A few examples of questions to change your business model are:
- What model will give your firm the capability to [fill in the blank; ex. “price”]for all clients in a smart way?
- What data would you need?
- Where would you find it?
- How would you use that data?
- What resources should you dedicate to developing and continuously improving your model?
Pricing is only one area of possible business model innovation. You can innovate your prospecting, client experience, work processes, talent-cycle processes, or even the legal services offered.
For example, you could ask: What model will give our firm the capability to find promising new industries to focus client development in the next 2-5 years? You might answer that question by saying: We need a model that encourages the right people to continuously explore emerging businesses and industries. This might lead that group of people to explore, via reading, listening, observing in new spaces, where they might discover and explore micro-mobility or digital therapeutics. They might then take a deeper dive into one burgeoning industry to learn how to bring the product to market and potential legal problems. Opportunities for law-based solutions are possible in every transaction from bringing a product to market and its ultimate use.
3) Develop an organizational culture and strategy for success.

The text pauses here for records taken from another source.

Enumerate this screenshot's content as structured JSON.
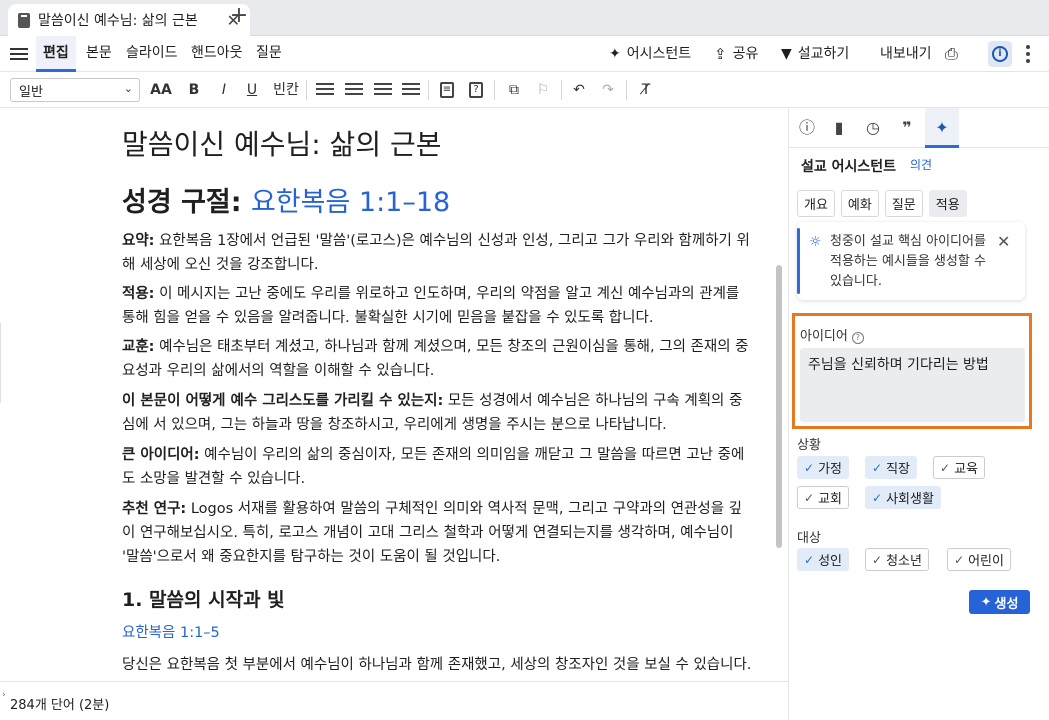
{
  "tab": {
    "title": "말씀이신 예수님: 삶의 근본",
    "close": "✕",
    "new": "+"
  },
  "menu": {
    "items": [
      "편집",
      "본문",
      "슬라이드",
      "핸드아웃",
      "질문"
    ],
    "assistant": "어시스턴트",
    "share": "공유",
    "preach": "설교하기",
    "export": "내보내기"
  },
  "toolbar": {
    "style": "일반",
    "underline_label": "빈칸"
  },
  "document": {
    "title": "말씀이신 예수님: 삶의 근본",
    "heading_prefix": "성경 구절:",
    "heading_ref": "요한복음 1:1–18",
    "paragraphs": [
      {
        "label": "요약:",
        "text": "요한복음 1장에서 언급된 '말씀'(로고스)은 예수님의 신성과 인성, 그리고 그가 우리와 함께하기 위해 세상에 오신 것을 강조합니다."
      },
      {
        "label": "적용:",
        "text": "이 메시지는 고난 중에도 우리를 위로하고 인도하며, 우리의 약점을 알고 계신 예수님과의 관계를 통해 힘을 얻을 수 있음을 알려줍니다. 불확실한 시기에 믿음을 붙잡을 수 있도록 합니다."
      },
      {
        "label": "교훈:",
        "text": "예수님은 태초부터 계셨고, 하나님과 함께 계셨으며, 모든 창조의 근원이심을 통해, 그의 존재의 중요성과 우리의 삶에서의 역할을 이해할 수 있습니다."
      },
      {
        "label": "이 본문이 어떻게 예수 그리스도를 가리킬 수 있는지:",
        "text": "모든 성경에서 예수님은 하나님의 구속 계획의 중심에 서 있으며, 그는 하늘과 땅을 창조하시고, 우리에게 생명을 주시는 분으로 나타납니다."
      },
      {
        "label": "큰 아이디어:",
        "text": "예수님이 우리의 삶의 중심이자, 모든 존재의 의미임을 깨닫고 그 말씀을 따르면 고난 중에도 소망을 발견할 수 있습니다."
      },
      {
        "label": "추천 연구:",
        "text": "Logos 서재를 활용하여 말씀의 구체적인 의미와 역사적 문맥, 그리고 구약과의 연관성을 깊이 연구해보십시오. 특히, 로고스 개념이 고대 그리스 철학과 어떻게 연결되는지를 생각하며, 예수님이 '말씀'으로서 왜 중요한지를 탐구하는 것이 도움이 될 것입니다."
      }
    ],
    "section_heading": "1. 말씀의 시작과 빛",
    "section_ref": "요한복음 1:1–5",
    "section_text": "당신은 요한복음 첫 부분에서 예수님이 하나님과 함께 존재했고, 세상의 창조자인 것을 보실 수 있습니다."
  },
  "status": {
    "word_count": "284개 단어 (2분)"
  },
  "panel": {
    "title": "설교 어시스턴트",
    "feedback": "의견",
    "tabs": [
      "개요",
      "예화",
      "질문",
      "적용"
    ],
    "tip": "청중이 설교 핵심 아이디어를 적용하는 예시들을 생성할 수 있습니다.",
    "idea_label": "아이디어",
    "idea_value": "주님을 신뢰하며 기다리는 방법",
    "situation_label": "상황",
    "situations": [
      {
        "label": "가정",
        "on": true
      },
      {
        "label": "직장",
        "on": true
      },
      {
        "label": "교육",
        "on": false
      },
      {
        "label": "교회",
        "on": false
      },
      {
        "label": "사회생활",
        "on": true
      }
    ],
    "audience_label": "대상",
    "audiences": [
      {
        "label": "성인",
        "on": true
      },
      {
        "label": "청소년",
        "on": false
      },
      {
        "label": "어린이",
        "on": false
      }
    ],
    "generate": "생성"
  },
  "colors": {
    "accent": "#2563d6",
    "highlight": "#e87722",
    "tag_on": "#e2ecf8"
  }
}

It takes the right leaders to develop the right culture and strategy to leverage the benefits of AI technology. The leader must: 1) understand and communicate the need for change to the rest of the firm, especially empowered rainmakers (It is the leader’s responsibility to explain the risks if the status quo continues and what will be different and better with change); 2) communicate a sense of urgency; 3) design and communicate the strategic plan. The biggest obstacle is the tension between the demands of individual rainmakers and the needs of the organization. Firms without an excess of that tension have a head start.

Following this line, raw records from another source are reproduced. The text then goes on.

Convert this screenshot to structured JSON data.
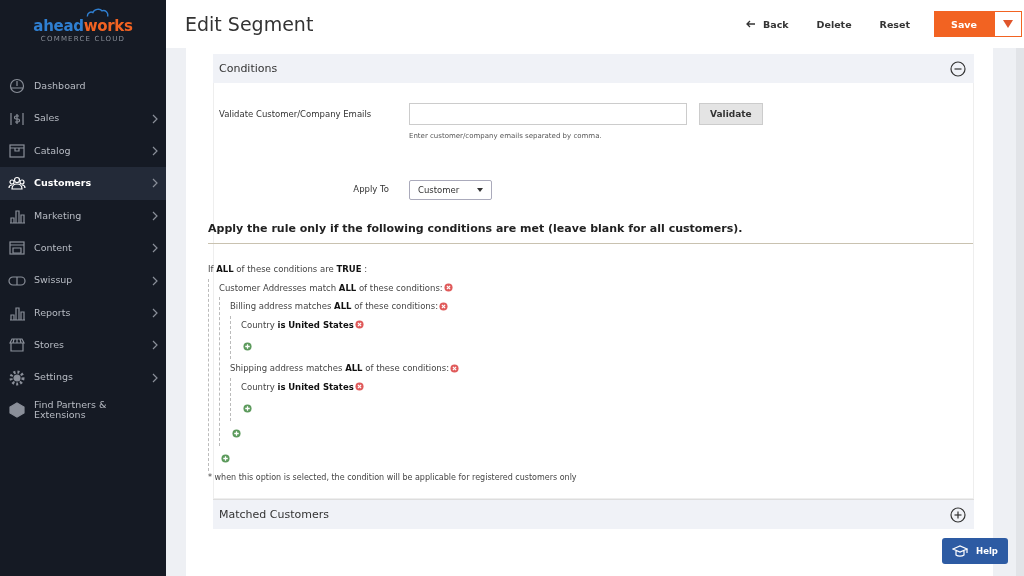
{
  "logo": {
    "part1": "ahead",
    "part2": "works",
    "tagline": "COMMERCE CLOUD"
  },
  "sidebar": {
    "items": [
      {
        "label": "Dashboard",
        "selected": false,
        "has_submenu": false
      },
      {
        "label": "Sales",
        "selected": false,
        "has_submenu": true
      },
      {
        "label": "Catalog",
        "selected": false,
        "has_submenu": true
      },
      {
        "label": "Customers",
        "selected": true,
        "has_submenu": true
      },
      {
        "label": "Marketing",
        "selected": false,
        "has_submenu": true
      },
      {
        "label": "Content",
        "selected": false,
        "has_submenu": true
      },
      {
        "label": "Swissup",
        "selected": false,
        "has_submenu": true
      },
      {
        "label": "Reports",
        "selected": false,
        "has_submenu": true
      },
      {
        "label": "Stores",
        "selected": false,
        "has_submenu": true
      },
      {
        "label": "Settings",
        "selected": false,
        "has_submenu": true
      },
      {
        "label": "Find Partners & Extensions",
        "selected": false,
        "has_submenu": false
      }
    ]
  },
  "header": {
    "title": "Edit Segment",
    "back": "Back",
    "delete": "Delete",
    "reset": "Reset",
    "save": "Save"
  },
  "conditions": {
    "title": "Conditions",
    "expanded": true,
    "email_label": "Validate Customer/Company Emails",
    "email_note": "Enter customer/company emails separated by comma.",
    "validate": "Validate",
    "apply_label": "Apply To",
    "apply_value": "Customer",
    "rule_heading": "Apply the rule only if the following conditions are met (leave blank for all customers).",
    "tree": {
      "text": "If **ALL**  of these conditions are **TRUE** :",
      "removable": false,
      "children": [
        {
          "text": "Customer Addresses match **ALL**  of these conditions:",
          "removable": true,
          "children": [
            {
              "text": "Billing address matches **ALL**  of these conditions:",
              "removable": true,
              "children": [
                {
                  "text": "Country  **is**  **United States**",
                  "removable": true
                }
              ]
            },
            {
              "text": "Shipping address matches **ALL**  of these conditions:",
              "removable": true,
              "children": [
                {
                  "text": "Country  **is**  **United States**",
                  "removable": true
                }
              ]
            }
          ]
        }
      ]
    },
    "footnote": "* when this option is selected, the condition will be applicable for registered customers only"
  },
  "matched": {
    "title": "Matched Customers",
    "expanded": false
  },
  "help": "Help"
}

Leaders understand different technologies and their potential to improve organizational structures and staffing, work processes, and delivery of legal solutions to clients. They can establish a clear strategic vision and plan to leverage AI opportunities and develop a sustainable and thriving firm over the next five to 10 years. Understanding comes from immersive reading, observing, listening and employing IT experts to help develop a new level of awareness and enthusiasm among the lawyers empowered to drive transformative change forward or block it.

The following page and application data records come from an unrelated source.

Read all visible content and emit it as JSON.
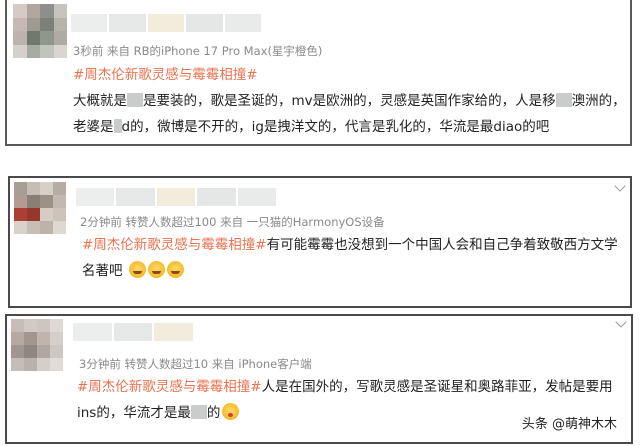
{
  "comments": [
    {
      "meta": "3秒前  来自 RB的iPhone 17 Pro Max(星宇橙色)",
      "hashtag": "#周杰伦新歌灵感与霉霉相撞#",
      "text_a": "大概就是",
      "text_b": "是要装的，歌是圣诞的，mv是欧洲的，灵感是英国作家给的，人是移",
      "text_c": "澳洲的，老婆是",
      "text_d": "d的，微博是不开的，ig是拽洋文的，代言是乳化的，华流是最diao的吧",
      "avatar_colors": [
        "#d9c9c4",
        "#b4a49e",
        "#8e8f8b",
        "#c7c2bb",
        "#c9b8b4",
        "#9e9a8f",
        "#7d8076",
        "#b8b2a8",
        "#bfb1ad",
        "#6f7a6c",
        "#8f9688",
        "#b0aaa0",
        "#d5d0ca",
        "#a5aba0",
        "#c0c4bc",
        "#dad6d0"
      ]
    },
    {
      "meta": "2分钟前  转赞人数超过100  来自 一只猫的HarmonyOS设备",
      "hashtag": "#周杰伦新歌灵感与霉霉相撞#",
      "text": "有可能霉霉也没想到一个中国人会和自己争着致敬西方文学名著吧",
      "avatar_colors": [
        "#a89e92",
        "#c8beb2",
        "#d8d0c6",
        "#b8aca0",
        "#b79a8e",
        "#8e7d71",
        "#a08f82",
        "#c4b8ac",
        "#c0392b",
        "#a83226",
        "#d8ccc0",
        "#cfc3b6",
        "#d9d2c8",
        "#c9beb2",
        "#bfb3a6",
        "#e0d8ce"
      ]
    },
    {
      "meta": "3分钟前  转赞人数超过10  来自 iPhone客户端",
      "hashtag": "#周杰伦新歌灵感与霉霉相撞#",
      "text_a": "人是在国外的，写歌灵感是圣诞星和奥路菲亚，发帖是要用ins的，华流才是最",
      "text_b": "的",
      "avatar_colors": [
        "#c8bdb6",
        "#d4c9c2",
        "#cfc5be",
        "#e0d8d2",
        "#b9a89e",
        "#a4968c",
        "#c2b4aa",
        "#d8cec7",
        "#a2968e",
        "#8f8680",
        "#b3a79f",
        "#cfc6bf",
        "#c5bdb7",
        "#bab1aa",
        "#d6cfc9",
        "#e2dcd7"
      ]
    }
  ],
  "name_bar_colors": [
    "#eceeed",
    "#e6e8e7",
    "#f1ecdc",
    "#e4e7e6",
    "#e9ebea"
  ],
  "watermark": {
    "text": "头条 @萌神木木"
  },
  "colors": {
    "hashtag": "#eb7350",
    "meta": "#8a8a8a",
    "border": "#4a4a4a"
  }
}
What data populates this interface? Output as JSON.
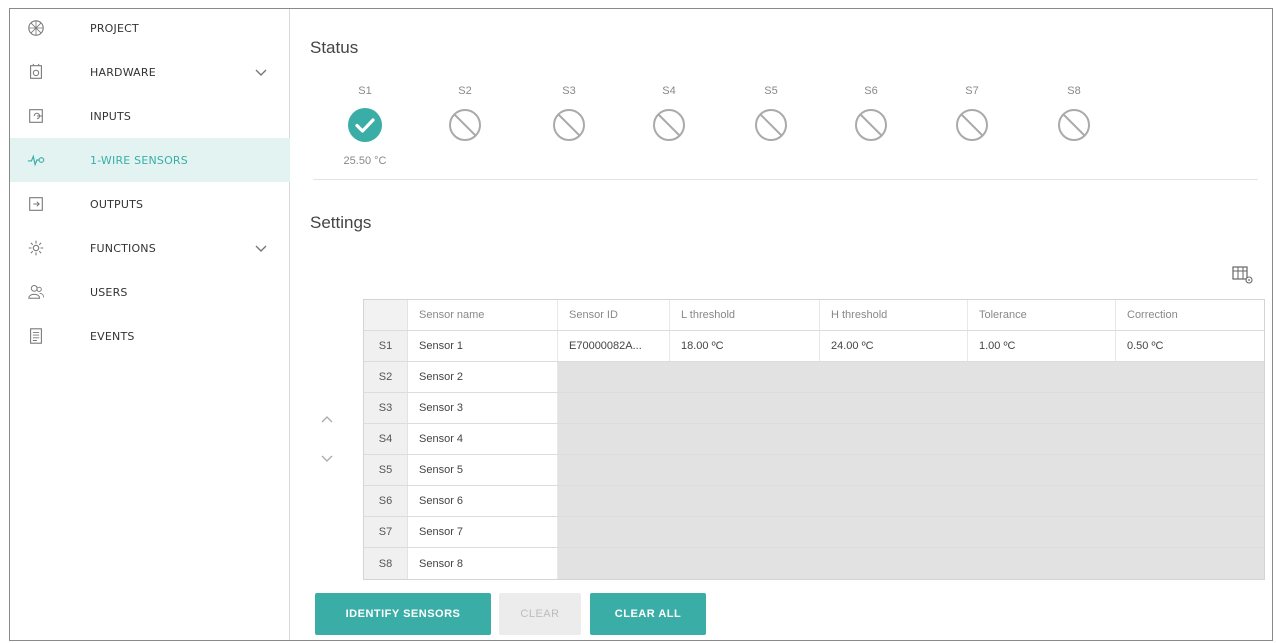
{
  "sidebar": {
    "items": [
      {
        "label": "PROJECT",
        "icon": "project-icon",
        "has_chevron": false,
        "active": false
      },
      {
        "label": "HARDWARE",
        "icon": "hardware-icon",
        "has_chevron": true,
        "active": false
      },
      {
        "label": "INPUTS",
        "icon": "inputs-icon",
        "has_chevron": false,
        "active": false
      },
      {
        "label": "1-WIRE SENSORS",
        "icon": "sensor-icon",
        "has_chevron": false,
        "active": true
      },
      {
        "label": "OUTPUTS",
        "icon": "outputs-icon",
        "has_chevron": false,
        "active": false
      },
      {
        "label": "FUNCTIONS",
        "icon": "functions-icon",
        "has_chevron": true,
        "active": false
      },
      {
        "label": "USERS",
        "icon": "users-icon",
        "has_chevron": false,
        "active": false
      },
      {
        "label": "EVENTS",
        "icon": "events-icon",
        "has_chevron": false,
        "active": false
      }
    ]
  },
  "status": {
    "title": "Status",
    "sensors": [
      {
        "label": "S1",
        "state": "ok",
        "temp": "25.50 °C"
      },
      {
        "label": "S2",
        "state": "disabled",
        "temp": ""
      },
      {
        "label": "S3",
        "state": "disabled",
        "temp": ""
      },
      {
        "label": "S4",
        "state": "disabled",
        "temp": ""
      },
      {
        "label": "S5",
        "state": "disabled",
        "temp": ""
      },
      {
        "label": "S6",
        "state": "disabled",
        "temp": ""
      },
      {
        "label": "S7",
        "state": "disabled",
        "temp": ""
      },
      {
        "label": "S8",
        "state": "disabled",
        "temp": ""
      }
    ]
  },
  "settings": {
    "title": "Settings",
    "columns": [
      "",
      "Sensor name",
      "Sensor ID",
      "L threshold",
      "H threshold",
      "Tolerance",
      "Correction"
    ],
    "rows": [
      {
        "idx": "S1",
        "name": "Sensor 1",
        "id": "E70000082A...",
        "l": "18.00 ºC",
        "h": "24.00 ºC",
        "tol": "1.00 ºC",
        "corr": "0.50 ºC"
      },
      {
        "idx": "S2",
        "name": "Sensor 2",
        "id": "",
        "l": "",
        "h": "",
        "tol": "",
        "corr": ""
      },
      {
        "idx": "S3",
        "name": "Sensor 3",
        "id": "",
        "l": "",
        "h": "",
        "tol": "",
        "corr": ""
      },
      {
        "idx": "S4",
        "name": "Sensor 4",
        "id": "",
        "l": "",
        "h": "",
        "tol": "",
        "corr": ""
      },
      {
        "idx": "S5",
        "name": "Sensor 5",
        "id": "",
        "l": "",
        "h": "",
        "tol": "",
        "corr": ""
      },
      {
        "idx": "S6",
        "name": "Sensor 6",
        "id": "",
        "l": "",
        "h": "",
        "tol": "",
        "corr": ""
      },
      {
        "idx": "S7",
        "name": "Sensor 7",
        "id": "",
        "l": "",
        "h": "",
        "tol": "",
        "corr": ""
      },
      {
        "idx": "S8",
        "name": "Sensor 8",
        "id": "",
        "l": "",
        "h": "",
        "tol": "",
        "corr": ""
      }
    ]
  },
  "buttons": {
    "identify": "IDENTIFY SENSORS",
    "clear": "CLEAR",
    "clear_all": "CLEAR ALL"
  },
  "colors": {
    "accent": "#3aaea6",
    "active_bg": "#e3f3f2"
  }
}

Part of the strategic plan includes changing the culture (hidden processes and values that affect how things are done), structures (roles, responsibilities, and connections between and among people), processes (how critical tasks of the business model are accomplished), and capabilities of the people in the firm. The culture needs to prioritize organic revenue generation over cost-savings, and collaboration and creative problem-solving over individual autonomy and traditional problem-solving. It must address the tension between the reliance on the demands of individual rainmakers and the best interests of the firm to thrive in the next 20 years.
Lawyers need opportunities and possibly training to think critically about the potential uses for AI and other transformative technologies. They should collaborate with IT professionals to examine data for insights and questions. They should examine the complex processes inherent in the practice of different legal disciplines for business transformation opportunities.
Finding the opportunities AI offers—those that reduce costs, increase revenue, and identify new streams of revenue—depends on creativity for approaching challenges when there is a less than complete information set and the information available is ambiguous. Creativity is a way of thinking and embracing different perspectives, mixing different ideas and information, and then experimenting to generate original ideas and evaluating them with an original perspective. That’s a true competitive advantage.
About the Author
Susan Letterman White is the managing partner of Letterman White Consulting, which provides strategic change management consulting for law firms, and is a practice management advisor with Mass LOMAP. Contact her at Susan@LettermanWhite.com.